[[ Entries supplied open ]]
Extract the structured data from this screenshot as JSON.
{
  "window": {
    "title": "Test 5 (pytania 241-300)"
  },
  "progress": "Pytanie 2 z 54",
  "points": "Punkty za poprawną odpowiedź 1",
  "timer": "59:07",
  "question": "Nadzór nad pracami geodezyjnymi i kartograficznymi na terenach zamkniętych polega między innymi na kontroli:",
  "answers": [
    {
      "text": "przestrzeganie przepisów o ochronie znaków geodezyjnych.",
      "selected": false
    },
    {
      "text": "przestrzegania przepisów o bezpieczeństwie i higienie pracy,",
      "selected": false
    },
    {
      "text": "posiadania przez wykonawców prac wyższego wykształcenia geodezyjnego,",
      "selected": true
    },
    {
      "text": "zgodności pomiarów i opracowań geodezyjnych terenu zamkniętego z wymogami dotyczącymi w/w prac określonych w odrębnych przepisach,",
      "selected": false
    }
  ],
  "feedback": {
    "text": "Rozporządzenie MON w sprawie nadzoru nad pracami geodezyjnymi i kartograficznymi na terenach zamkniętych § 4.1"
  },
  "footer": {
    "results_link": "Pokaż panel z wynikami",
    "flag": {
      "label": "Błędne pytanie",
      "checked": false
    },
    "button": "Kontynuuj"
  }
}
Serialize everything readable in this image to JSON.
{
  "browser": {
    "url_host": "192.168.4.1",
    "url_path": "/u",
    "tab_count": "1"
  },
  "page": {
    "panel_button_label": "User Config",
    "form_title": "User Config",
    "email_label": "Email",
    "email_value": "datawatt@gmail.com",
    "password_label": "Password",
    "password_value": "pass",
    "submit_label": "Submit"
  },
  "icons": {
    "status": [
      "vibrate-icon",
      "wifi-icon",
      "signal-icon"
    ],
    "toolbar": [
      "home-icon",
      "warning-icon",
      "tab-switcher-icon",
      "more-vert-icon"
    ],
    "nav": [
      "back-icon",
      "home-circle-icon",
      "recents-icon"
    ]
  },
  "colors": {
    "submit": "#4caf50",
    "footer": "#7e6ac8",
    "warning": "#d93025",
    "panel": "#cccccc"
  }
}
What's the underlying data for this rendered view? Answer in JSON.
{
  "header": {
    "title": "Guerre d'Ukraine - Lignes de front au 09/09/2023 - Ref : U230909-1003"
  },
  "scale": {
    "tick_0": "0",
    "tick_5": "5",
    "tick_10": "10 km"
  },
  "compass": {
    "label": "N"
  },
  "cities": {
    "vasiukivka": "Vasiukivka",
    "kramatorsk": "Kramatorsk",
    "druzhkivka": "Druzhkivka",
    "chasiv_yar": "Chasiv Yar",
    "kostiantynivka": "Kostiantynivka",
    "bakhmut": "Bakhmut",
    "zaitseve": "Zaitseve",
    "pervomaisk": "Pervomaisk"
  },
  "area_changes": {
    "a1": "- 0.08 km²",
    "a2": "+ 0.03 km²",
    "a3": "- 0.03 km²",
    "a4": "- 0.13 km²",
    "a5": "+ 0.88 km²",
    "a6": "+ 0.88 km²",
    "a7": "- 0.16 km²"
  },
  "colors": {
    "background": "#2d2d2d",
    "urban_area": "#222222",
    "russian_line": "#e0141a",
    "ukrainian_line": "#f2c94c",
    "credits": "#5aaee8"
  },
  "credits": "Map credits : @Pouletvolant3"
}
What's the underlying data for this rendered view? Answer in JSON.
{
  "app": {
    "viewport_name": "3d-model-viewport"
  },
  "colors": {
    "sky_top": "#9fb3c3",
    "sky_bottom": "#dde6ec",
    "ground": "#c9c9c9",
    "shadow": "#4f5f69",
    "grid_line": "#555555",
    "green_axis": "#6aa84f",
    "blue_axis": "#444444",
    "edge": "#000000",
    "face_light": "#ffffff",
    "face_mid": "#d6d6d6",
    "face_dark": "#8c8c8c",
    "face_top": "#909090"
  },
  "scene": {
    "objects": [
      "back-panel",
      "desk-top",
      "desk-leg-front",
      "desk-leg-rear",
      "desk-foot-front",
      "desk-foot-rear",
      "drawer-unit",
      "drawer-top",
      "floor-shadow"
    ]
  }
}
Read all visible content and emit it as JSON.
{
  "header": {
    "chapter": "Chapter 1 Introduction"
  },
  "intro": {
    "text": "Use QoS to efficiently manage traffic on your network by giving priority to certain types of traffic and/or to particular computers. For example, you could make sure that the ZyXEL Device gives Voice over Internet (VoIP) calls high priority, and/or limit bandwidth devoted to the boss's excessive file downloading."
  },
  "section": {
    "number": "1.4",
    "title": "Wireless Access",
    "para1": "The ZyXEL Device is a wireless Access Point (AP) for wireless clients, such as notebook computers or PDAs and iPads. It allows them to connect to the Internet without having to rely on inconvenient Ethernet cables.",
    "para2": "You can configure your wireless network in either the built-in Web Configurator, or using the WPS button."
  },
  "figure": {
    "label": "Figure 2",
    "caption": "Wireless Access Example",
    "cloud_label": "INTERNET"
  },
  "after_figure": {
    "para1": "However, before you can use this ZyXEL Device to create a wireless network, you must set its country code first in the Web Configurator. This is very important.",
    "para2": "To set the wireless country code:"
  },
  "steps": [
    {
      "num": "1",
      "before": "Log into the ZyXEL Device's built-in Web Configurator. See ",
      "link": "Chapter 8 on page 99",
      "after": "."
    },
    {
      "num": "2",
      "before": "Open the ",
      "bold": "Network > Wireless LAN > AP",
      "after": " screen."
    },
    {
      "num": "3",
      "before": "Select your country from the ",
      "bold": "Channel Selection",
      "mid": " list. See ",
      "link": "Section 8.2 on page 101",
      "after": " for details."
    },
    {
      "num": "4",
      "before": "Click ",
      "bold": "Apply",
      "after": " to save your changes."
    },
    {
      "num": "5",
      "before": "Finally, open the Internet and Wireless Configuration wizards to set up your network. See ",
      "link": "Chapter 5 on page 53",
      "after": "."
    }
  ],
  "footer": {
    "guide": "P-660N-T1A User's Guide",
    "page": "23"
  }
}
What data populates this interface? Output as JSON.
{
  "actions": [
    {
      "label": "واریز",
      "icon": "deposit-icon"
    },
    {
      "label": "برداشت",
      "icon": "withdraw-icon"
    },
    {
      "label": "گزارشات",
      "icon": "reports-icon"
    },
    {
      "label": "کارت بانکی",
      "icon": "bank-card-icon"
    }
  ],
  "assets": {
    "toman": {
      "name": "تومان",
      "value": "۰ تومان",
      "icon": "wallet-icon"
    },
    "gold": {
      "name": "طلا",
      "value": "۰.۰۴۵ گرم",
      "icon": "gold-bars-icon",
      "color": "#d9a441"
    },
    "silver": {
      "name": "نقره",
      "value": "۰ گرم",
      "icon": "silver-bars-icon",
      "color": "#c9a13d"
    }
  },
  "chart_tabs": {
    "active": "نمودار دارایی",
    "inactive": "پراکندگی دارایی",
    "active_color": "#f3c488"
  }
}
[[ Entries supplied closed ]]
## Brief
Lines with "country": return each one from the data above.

## Answer box
    "para1": "However, before you can use this ZyXEL Device to create a wireless network, you must set its country code first in the Web Configurator. This is very important.",
    "para2": "To set the wireless country code:"
      "before": "Select your country from the ",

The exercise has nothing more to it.